_Description of the task:_
Find every line in the listing below that includes the word "type", then give only how many there are.

_Data in this exercise:_
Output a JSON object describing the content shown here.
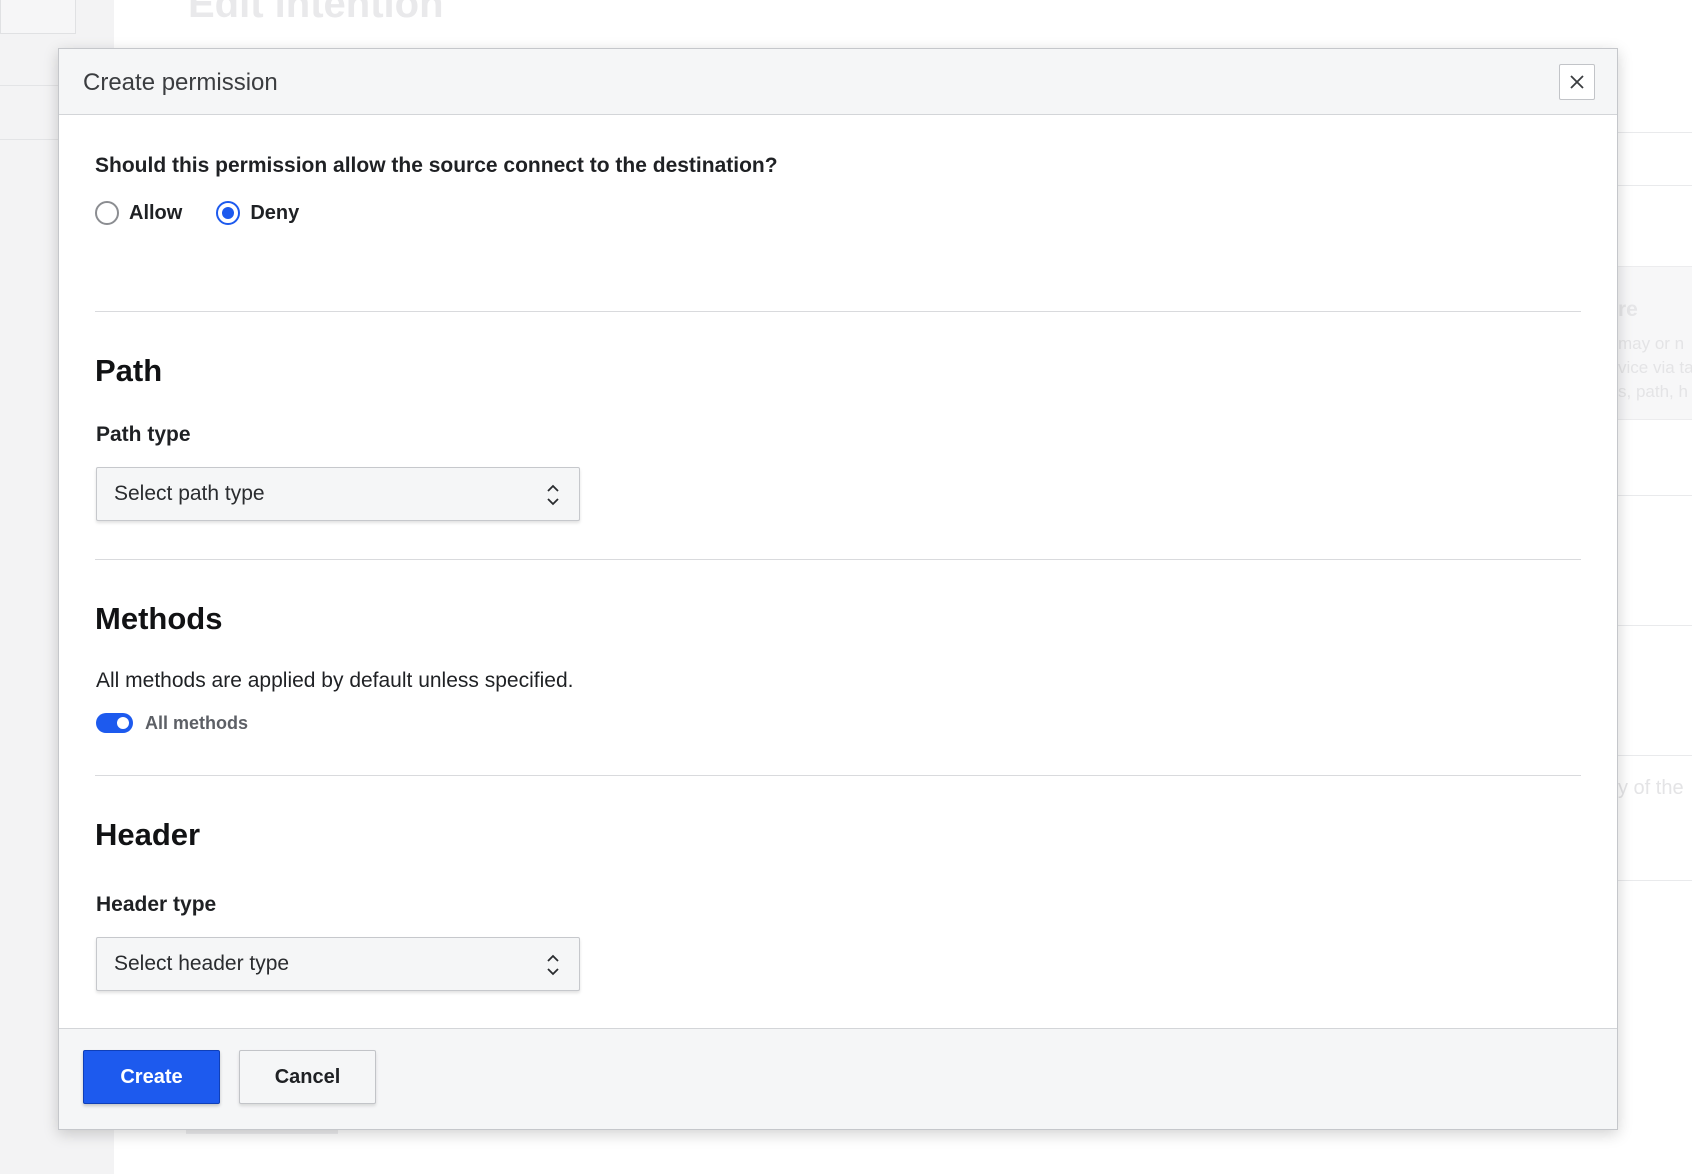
{
  "background": {
    "page_title": "Edit intention",
    "side_heading_fragment": "re",
    "side_text_fragments": [
      "may or n",
      "vice via ta",
      "s, path, h"
    ],
    "side_text_fragment_2": "y of the"
  },
  "modal": {
    "title": "Create permission",
    "close_icon": "close-icon",
    "question": "Should this permission allow the source connect to the destination?",
    "radio": {
      "options": [
        {
          "label": "Allow",
          "checked": false
        },
        {
          "label": "Deny",
          "checked": true
        }
      ]
    },
    "path": {
      "heading": "Path",
      "field_label": "Path type",
      "select_placeholder": "Select path type",
      "select_icon": "chevron-updown-icon"
    },
    "methods": {
      "heading": "Methods",
      "description": "All methods are applied by default unless specified.",
      "toggle_label": "All methods",
      "toggle_on": true
    },
    "header": {
      "heading": "Header",
      "field_label": "Header type",
      "select_placeholder": "Select header type",
      "select_icon": "chevron-updown-icon"
    },
    "footer": {
      "create_label": "Create",
      "cancel_label": "Cancel"
    }
  },
  "colors": {
    "accent": "#1d5aee",
    "header_bg": "#f5f6f7",
    "border": "#c5c7cb"
  }
}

_Answer to this exercise:_
4